WHAT TO WORK ON →
Write out every record below exactly as it appears.

MATERIAL PROVIDED →

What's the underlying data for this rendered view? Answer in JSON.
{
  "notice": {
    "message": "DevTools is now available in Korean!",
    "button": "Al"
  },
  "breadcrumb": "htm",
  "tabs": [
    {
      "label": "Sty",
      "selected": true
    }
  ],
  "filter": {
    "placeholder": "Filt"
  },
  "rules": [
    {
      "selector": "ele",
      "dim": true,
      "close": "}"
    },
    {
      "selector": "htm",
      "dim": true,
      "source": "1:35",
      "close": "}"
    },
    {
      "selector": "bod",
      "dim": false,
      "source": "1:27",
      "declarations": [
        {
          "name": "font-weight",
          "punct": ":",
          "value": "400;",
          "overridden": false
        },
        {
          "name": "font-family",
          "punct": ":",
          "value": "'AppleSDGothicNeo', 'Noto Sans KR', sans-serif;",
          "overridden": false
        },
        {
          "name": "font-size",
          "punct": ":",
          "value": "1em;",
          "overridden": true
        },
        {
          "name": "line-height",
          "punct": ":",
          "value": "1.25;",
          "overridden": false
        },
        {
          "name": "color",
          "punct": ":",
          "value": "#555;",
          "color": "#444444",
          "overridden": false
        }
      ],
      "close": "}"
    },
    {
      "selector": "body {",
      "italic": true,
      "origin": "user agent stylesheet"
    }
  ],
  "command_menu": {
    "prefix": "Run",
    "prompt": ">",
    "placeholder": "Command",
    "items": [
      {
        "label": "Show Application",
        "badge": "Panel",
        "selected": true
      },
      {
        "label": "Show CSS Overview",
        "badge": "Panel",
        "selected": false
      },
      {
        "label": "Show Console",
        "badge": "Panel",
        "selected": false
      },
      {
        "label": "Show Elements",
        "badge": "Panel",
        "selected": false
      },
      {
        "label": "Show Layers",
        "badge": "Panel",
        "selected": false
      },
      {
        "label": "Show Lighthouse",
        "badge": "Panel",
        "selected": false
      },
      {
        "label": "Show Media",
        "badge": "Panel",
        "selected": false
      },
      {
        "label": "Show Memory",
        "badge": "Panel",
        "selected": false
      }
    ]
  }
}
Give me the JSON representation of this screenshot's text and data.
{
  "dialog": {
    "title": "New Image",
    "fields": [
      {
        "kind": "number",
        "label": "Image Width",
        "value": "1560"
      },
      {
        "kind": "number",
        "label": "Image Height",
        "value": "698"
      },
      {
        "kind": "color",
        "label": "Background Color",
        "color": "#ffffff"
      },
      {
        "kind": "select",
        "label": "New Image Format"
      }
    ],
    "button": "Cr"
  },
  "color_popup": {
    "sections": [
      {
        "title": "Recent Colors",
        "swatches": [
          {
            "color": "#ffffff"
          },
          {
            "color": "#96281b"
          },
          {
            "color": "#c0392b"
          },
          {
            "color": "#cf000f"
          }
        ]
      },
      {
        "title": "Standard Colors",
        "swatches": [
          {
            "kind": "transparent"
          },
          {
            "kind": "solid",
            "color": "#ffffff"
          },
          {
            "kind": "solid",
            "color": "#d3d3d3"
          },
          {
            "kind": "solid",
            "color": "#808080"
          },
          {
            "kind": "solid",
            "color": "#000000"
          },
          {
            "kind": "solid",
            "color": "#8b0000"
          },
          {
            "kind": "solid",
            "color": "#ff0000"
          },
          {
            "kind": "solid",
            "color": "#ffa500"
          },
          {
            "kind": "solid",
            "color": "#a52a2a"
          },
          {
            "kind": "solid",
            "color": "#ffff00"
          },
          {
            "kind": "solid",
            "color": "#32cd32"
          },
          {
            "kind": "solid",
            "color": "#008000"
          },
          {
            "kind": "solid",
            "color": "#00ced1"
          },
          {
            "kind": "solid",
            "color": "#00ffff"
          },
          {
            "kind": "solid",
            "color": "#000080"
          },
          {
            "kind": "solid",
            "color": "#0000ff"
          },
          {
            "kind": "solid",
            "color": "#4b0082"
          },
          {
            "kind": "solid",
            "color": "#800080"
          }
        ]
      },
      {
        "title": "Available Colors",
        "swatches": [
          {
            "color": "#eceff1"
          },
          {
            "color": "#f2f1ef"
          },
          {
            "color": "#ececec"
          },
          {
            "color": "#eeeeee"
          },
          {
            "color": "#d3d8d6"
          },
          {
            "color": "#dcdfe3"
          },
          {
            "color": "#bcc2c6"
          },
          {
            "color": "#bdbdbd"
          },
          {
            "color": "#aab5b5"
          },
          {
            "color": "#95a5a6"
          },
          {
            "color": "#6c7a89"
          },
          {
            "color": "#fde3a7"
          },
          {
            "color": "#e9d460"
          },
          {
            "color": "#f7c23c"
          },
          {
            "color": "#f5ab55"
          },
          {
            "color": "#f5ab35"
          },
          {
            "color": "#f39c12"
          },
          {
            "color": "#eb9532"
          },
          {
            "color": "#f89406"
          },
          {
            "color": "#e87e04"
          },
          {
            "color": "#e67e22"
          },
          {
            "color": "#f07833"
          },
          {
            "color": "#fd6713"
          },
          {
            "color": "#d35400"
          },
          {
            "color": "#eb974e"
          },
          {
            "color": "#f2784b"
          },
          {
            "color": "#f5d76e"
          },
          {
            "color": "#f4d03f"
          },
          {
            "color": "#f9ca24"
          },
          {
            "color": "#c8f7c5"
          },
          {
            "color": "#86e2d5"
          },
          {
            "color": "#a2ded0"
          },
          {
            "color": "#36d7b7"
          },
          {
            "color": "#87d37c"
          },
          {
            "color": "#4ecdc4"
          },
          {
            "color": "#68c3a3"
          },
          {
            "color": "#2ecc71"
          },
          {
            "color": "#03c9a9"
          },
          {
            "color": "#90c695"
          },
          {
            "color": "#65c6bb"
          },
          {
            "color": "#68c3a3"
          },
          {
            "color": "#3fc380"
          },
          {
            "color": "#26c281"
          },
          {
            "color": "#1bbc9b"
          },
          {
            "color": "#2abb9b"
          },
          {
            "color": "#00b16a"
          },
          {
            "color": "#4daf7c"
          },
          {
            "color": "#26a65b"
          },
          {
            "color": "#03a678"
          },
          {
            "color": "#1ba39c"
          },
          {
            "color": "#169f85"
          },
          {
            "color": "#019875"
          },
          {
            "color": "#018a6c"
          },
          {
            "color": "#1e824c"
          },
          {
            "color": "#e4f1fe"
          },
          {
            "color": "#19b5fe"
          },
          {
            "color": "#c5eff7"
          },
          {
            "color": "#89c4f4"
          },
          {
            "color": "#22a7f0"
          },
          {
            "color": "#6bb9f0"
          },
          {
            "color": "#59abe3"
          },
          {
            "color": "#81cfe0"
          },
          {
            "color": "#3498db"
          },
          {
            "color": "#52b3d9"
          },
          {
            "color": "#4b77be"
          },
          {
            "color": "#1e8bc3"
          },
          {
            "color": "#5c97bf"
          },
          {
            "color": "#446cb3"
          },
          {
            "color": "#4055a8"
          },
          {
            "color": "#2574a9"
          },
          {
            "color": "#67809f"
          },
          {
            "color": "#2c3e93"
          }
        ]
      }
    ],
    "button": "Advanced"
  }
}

SOLUTION →
What's the underlying data for this rendered view? Answer in JSON.
{
  "notice": {
    "message": "DevTools is now available in Korean!",
    "button": "Al"
  },
  "breadcrumb": "htm",
  "tabs": [
    {
      "label": "Sty",
      "selected": true
    }
  ],
  "filter": {
    "placeholder": "Filt"
  },
  "rules": [
    {
      "selector": "ele",
      "dim": true,
      "close": "}"
    },
    {
      "selector": "htm",
      "dim": true,
      "source": "1:35",
      "close": "}"
    },
    {
      "selector": "bod",
      "dim": false,
      "source": "1:27",
      "declarations": [
        {
          "name": "font-weight",
          "punct": ":",
          "value": "400;",
          "overridden": false
        },
        {
          "name": "font-family",
          "punct": ":",
          "value": "'AppleSDGothicNeo', 'Noto Sans KR', sans-serif;",
          "overridden": false
        },
        {
          "name": "font-size",
          "punct": ":",
          "value": "1em;",
          "overridden": true
        },
        {
          "name": "line-height",
          "punct": ":",
          "value": "1.25;",
          "overridden": false
        },
        {
          "name": "color",
          "punct": ":",
          "value": "#555;",
          "color": "#444444",
          "overridden": false
        }
      ],
      "close": "}"
    },
    {
      "selector": "body {",
      "italic": true,
      "origin": "user agent stylesheet"
    }
  ],
  "command_menu": {
    "prefix": "Run",
    "prompt": ">",
    "placeholder": "Command",
    "items": [
      {
        "label": "Show Application",
        "badge": "Panel",
        "selected": true
      },
      {
        "label": "Show CSS Overview",
        "badge": "Panel",
        "selected": false
      },
      {
        "label": "Show Console",
        "badge": "Panel",
        "selected": false
      },
      {
        "label": "Show Elements",
        "badge": "Panel",
        "selected": false
      },
      {
        "label": "Show Layers",
        "badge": "Panel",
        "selected": false
      },
      {
        "label": "Show Lighthouse",
        "badge": "Panel",
        "selected": false
      },
      {
        "label": "Show Media",
        "badge": "Panel",
        "selected": false
      },
      {
        "label": "Show Memory",
        "badge": "Panel",
        "selected": false
      }
    ]
  }
}
Give me the JSON representation of this screenshot's text and data.
{
  "dialog": {
    "title": "New Image",
    "fields": [
      {
        "kind": "number",
        "label": "Image Width",
        "value": "1560"
      },
      {
        "kind": "number",
        "label": "Image Height",
        "value": "698"
      },
      {
        "kind": "color",
        "label": "Background Color",
        "color": "#ffffff"
      },
      {
        "kind": "select",
        "label": "New Image Format"
      }
    ],
    "button": "Cr"
  },
  "color_popup": {
    "sections": [
      {
        "title": "Recent Colors",
        "swatches": [
          {
            "color": "#ffffff"
          },
          {
            "color": "#96281b"
          },
          {
            "color": "#c0392b"
          },
          {
            "color": "#cf000f"
          }
        ]
      },
      {
        "title": "Standard Colors",
        "swatches": [
          {
            "kind": "transparent"
          },
          {
            "kind": "solid",
            "color": "#ffffff"
          },
          {
            "kind": "solid",
            "color": "#d3d3d3"
          },
          {
            "kind": "solid",
            "color": "#808080"
          },
          {
            "kind": "solid",
            "color": "#000000"
          },
          {
            "kind": "solid",
            "color": "#8b0000"
          },
          {
            "kind": "solid",
            "color": "#ff0000"
          },
          {
            "kind": "solid",
            "color": "#ffa500"
          },
          {
            "kind": "solid",
            "color": "#a52a2a"
          },
          {
            "kind": "solid",
            "color": "#ffff00"
          },
          {
            "kind": "solid",
            "color": "#32cd32"
          },
          {
            "kind": "solid",
            "color": "#008000"
          },
          {
            "kind": "solid",
            "color": "#00ced1"
          },
          {
            "kind": "solid",
            "color": "#00ffff"
          },
          {
            "kind": "solid",
            "color": "#000080"
          },
          {
            "kind": "solid",
            "color": "#0000ff"
          },
          {
            "kind": "solid",
            "color": "#4b0082"
          },
          {
            "kind": "solid",
            "color": "#800080"
          }
        ]
      },
      {
        "title": "Available Colors",
        "swatches": [
          {
            "color": "#eceff1"
          },
          {
            "color": "#f2f1ef"
          },
          {
            "color": "#ececec"
          },
          {
            "color": "#eeeeee"
          },
          {
            "color": "#d3d8d6"
          },
          {
            "color": "#dcdfe3"
          },
          {
            "color": "#bcc2c6"
          },
          {
            "color": "#bdbdbd"
          },
          {
            "color": "#aab5b5"
          },
          {
            "color": "#95a5a6"
          },
          {
            "color": "#6c7a89"
          },
          {
            "color": "#fde3a7"
          },
          {
            "color": "#e9d460"
          },
          {
            "color": "#f7c23c"
          },
          {
            "color": "#f5ab55"
          },
          {
            "color": "#f5ab35"
          },
          {
            "color": "#f39c12"
          },
          {
            "color": "#eb9532"
          },
          {
            "color": "#f89406"
          },
          {
            "color": "#e87e04"
          },
          {
            "color": "#e67e22"
          },
          {
            "color": "#f07833"
          },
          {
            "color": "#fd6713"
          },
          {
            "color": "#d35400"
          },
          {
            "color": "#eb974e"
          },
          {
            "color": "#f2784b"
          },
          {
            "color": "#f5d76e"
          },
          {
            "color": "#f4d03f"
          },
          {
            "color": "#f9ca24"
          },
          {
            "color": "#c8f7c5"
          },
          {
            "color": "#86e2d5"
          },
          {
            "color": "#a2ded0"
          },
          {
            "color": "#36d7b7"
          },
          {
            "color": "#87d37c"
          },
          {
            "color": "#4ecdc4"
          },
          {
            "color": "#68c3a3"
          },
          {
            "color": "#2ecc71"
          },
          {
            "color": "#03c9a9"
          },
          {
            "color": "#90c695"
          },
          {
            "color": "#65c6bb"
          },
          {
            "color": "#68c3a3"
          },
          {
            "color": "#3fc380"
          },
          {
            "color": "#26c281"
          },
          {
            "color": "#1bbc9b"
          },
          {
            "color": "#2abb9b"
          },
          {
            "color": "#00b16a"
          },
          {
            "color": "#4daf7c"
          },
          {
            "color": "#26a65b"
          },
          {
            "color": "#03a678"
          },
          {
            "color": "#1ba39c"
          },
          {
            "color": "#169f85"
          },
          {
            "color": "#019875"
          },
          {
            "color": "#018a6c"
          },
          {
            "color": "#1e824c"
          },
          {
            "color": "#e4f1fe"
          },
          {
            "color": "#19b5fe"
          },
          {
            "color": "#c5eff7"
          },
          {
            "color": "#89c4f4"
          },
          {
            "color": "#22a7f0"
          },
          {
            "color": "#6bb9f0"
          },
          {
            "color": "#59abe3"
          },
          {
            "color": "#81cfe0"
          },
          {
            "color": "#3498db"
          },
          {
            "color": "#52b3d9"
          },
          {
            "color": "#4b77be"
          },
          {
            "color": "#1e8bc3"
          },
          {
            "color": "#5c97bf"
          },
          {
            "color": "#446cb3"
          },
          {
            "color": "#4055a8"
          },
          {
            "color": "#2574a9"
          },
          {
            "color": "#67809f"
          },
          {
            "color": "#2c3e93"
          }
        ]
      }
    ],
    "button": "Advanced"
  }
}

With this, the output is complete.